Here's a simple way to log request and response information for each HTTP error in JMeter.
In some testing scenarios especially when faced with errors being received at very specific conditions - you may want to understand what is happening on a more granular level.
With JMeter you are able to capture every single request and response and output it to a file using the in-built functionality of the View Results Tree addin.
DISCLAIMER: We generally tell our customer's to disable the View Results Tree when running your final tests for two main reasons:
Reporting-based add-ins such as the View Results Tree tend to take up Grid node CPU usage as well as increase the size of archives due to the logs being created and stored on each node.
Flood has it's own Reporting engine that does not use the reporting-based add-ins from JMeter so it is not needed when running through the platform.
The first step to logging every request and response for a Flood is to add the View Results Tree add-in to your JMeter script.
You will need to specify the path that you want to save the output to - for readability and structure we will create an XML formated file for this log. We will also save it using the full local path on each Grid node which is /data/flood/files/output-errors.xml
We are also generally only interested in seeing requests and responses for errors so we will need to tick the Log/Display Only Errors option.
When clicking on the Configure button - we can decided what type of information we require to be written in the log file. For this scenario we'll choose the following items:
We'll be saving it as an XML file - with all Request Headers and data, response codes and data, and some timestamps and connect time information.
This should give us enough information on any errors that we may observe during a test to see what is happening.
Here's an example log file that was run to aid in verifying some 500 error responses that were being observed:

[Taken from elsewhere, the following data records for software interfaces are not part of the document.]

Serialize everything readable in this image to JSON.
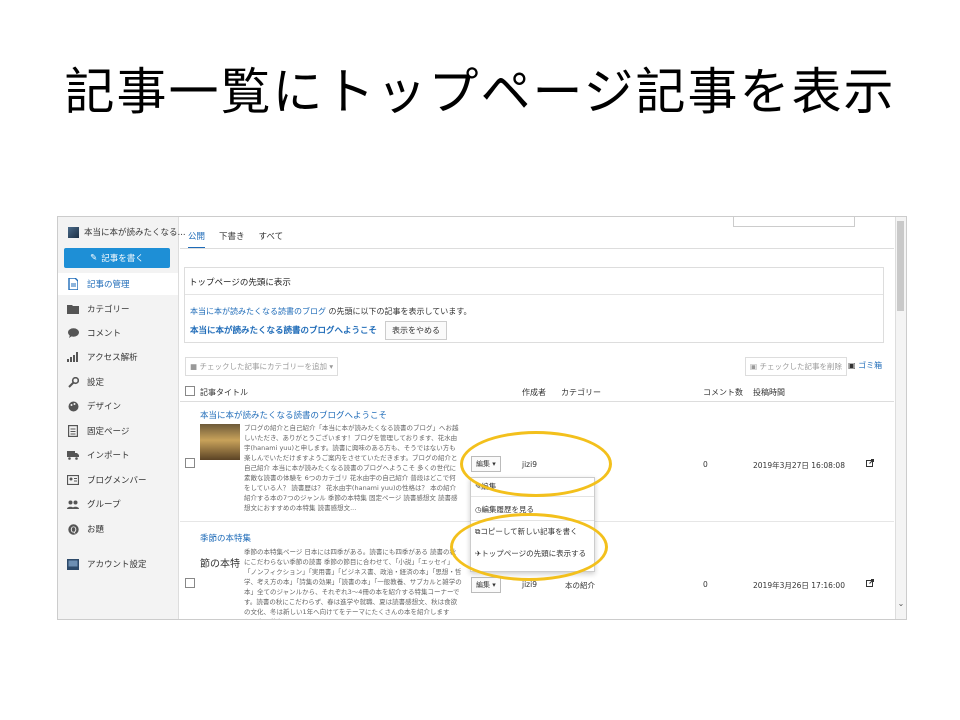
{
  "slide": {
    "title": "記事一覧にトップページ記事を表示"
  },
  "sidebar": {
    "blog_name": "本当に本が読みたくなる...",
    "write_button": "記事を書く",
    "items": [
      {
        "label": "記事の管理",
        "icon": "document-icon"
      },
      {
        "label": "カテゴリー",
        "icon": "folder-icon"
      },
      {
        "label": "コメント",
        "icon": "comment-icon"
      },
      {
        "label": "アクセス解析",
        "icon": "bar-chart-icon"
      },
      {
        "label": "設定",
        "icon": "wrench-icon"
      },
      {
        "label": "デザイン",
        "icon": "palette-icon"
      },
      {
        "label": "固定ページ",
        "icon": "page-icon"
      },
      {
        "label": "インポート",
        "icon": "truck-icon"
      },
      {
        "label": "ブログメンバー",
        "icon": "member-card-icon"
      },
      {
        "label": "グループ",
        "icon": "group-icon"
      },
      {
        "label": "お題",
        "icon": "question-icon"
      },
      {
        "label": "アカウント設定",
        "icon": "account-icon"
      }
    ]
  },
  "tabs": [
    "公開",
    "下書き",
    "すべて"
  ],
  "top_panel": {
    "title": "トップページの先頭に表示",
    "desc_link": "本当に本が読みたくなる読書のブログ",
    "desc_rest": " の先頭に以下の記事を表示しています。",
    "post_link": "本当に本が読みたくなる読書のブログへようこそ",
    "stop_button": "表示をやめる"
  },
  "toolbar": {
    "add_category": "チェックした記事にカテゴリーを追加",
    "delete_checked": "チェックした記事を削除",
    "trash": "ゴミ箱"
  },
  "table": {
    "headers": {
      "title": "記事タイトル",
      "author": "作成者",
      "category": "カテゴリー",
      "comments": "コメント数",
      "date": "投稿時間"
    },
    "rows": [
      {
        "title": "本当に本が読みたくなる読書のブログへようこそ",
        "excerpt": "ブログの紹介と自己紹介「本当に本が読みたくなる読書のブログ」へお越しいただき、ありがとうございます！ブログを管理しております、花水由宇(hanami yuu)と申します。読書に興味のある方も、そうではない方も楽しんでいただけますようご案内をさせていただきます。ブログの紹介と自己紹介 本当に本が読みたくなる読書のブログへようこそ 多くの世代に素敵な読書の体験を 6つのカテゴリ 花水由宇の自己紹介 普段はどこで何をしている人？ 読書歴は？ 花水由宇(hanami yuu)の性格は？ 本の紹介 紹介する本の7つのジャンル 季節の本特集 固定ページ 読書感想文 読書感想文におすすめの本特集 読書感想文...",
        "edit": "編集",
        "author": "jizi9",
        "category": "",
        "comments": "0",
        "date": "2019年3月27日 16:08:08"
      },
      {
        "title": "季節の本特集",
        "thumb_text": "節の本特",
        "excerpt": "季節の本特集ページ 日本には四季がある。読書にも四季がある 読書の秋にこだわらない季節の読書 季節の節目に合わせて、「小説」「エッセイ」「ノンフィクション」「実用書」「ビジネス書、政治・経済の本」「思想・哲学、考え方の本」「詩集の効果」「読書の本」「一般教養、サブカルと雑学の本」全てのジャンルから、それぞれ3～4冊の本を紹介する特集コーナーです。読書の秋にこだわらず、春は進学や就職、夏は読書感想文、秋は食欲の文化、冬は新しい1年へ向けてをテーマにたくさんの本を紹介しますね。春夏秋冬～",
        "edit": "編集",
        "author": "jizi9",
        "category": "本の紹介",
        "comments": "0",
        "date": "2019年3月26日 17:16:00"
      }
    ]
  },
  "dropdown": {
    "items": [
      "編集",
      "編集履歴を見る",
      "コピーして新しい記事を書く",
      "トップページの先頭に表示する"
    ]
  },
  "colors": {
    "accent": "#1e6bb8",
    "write_button": "#1e8fd6",
    "highlight": "#f3c01c"
  }
}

The <responseData> tag shows the full 500 page error response being returned by the target server.
In the <queryString> tag we can see the exact request we sent to get the 500 response. This kind of information is very helpful as it may be data contained within the request that is causing the issue.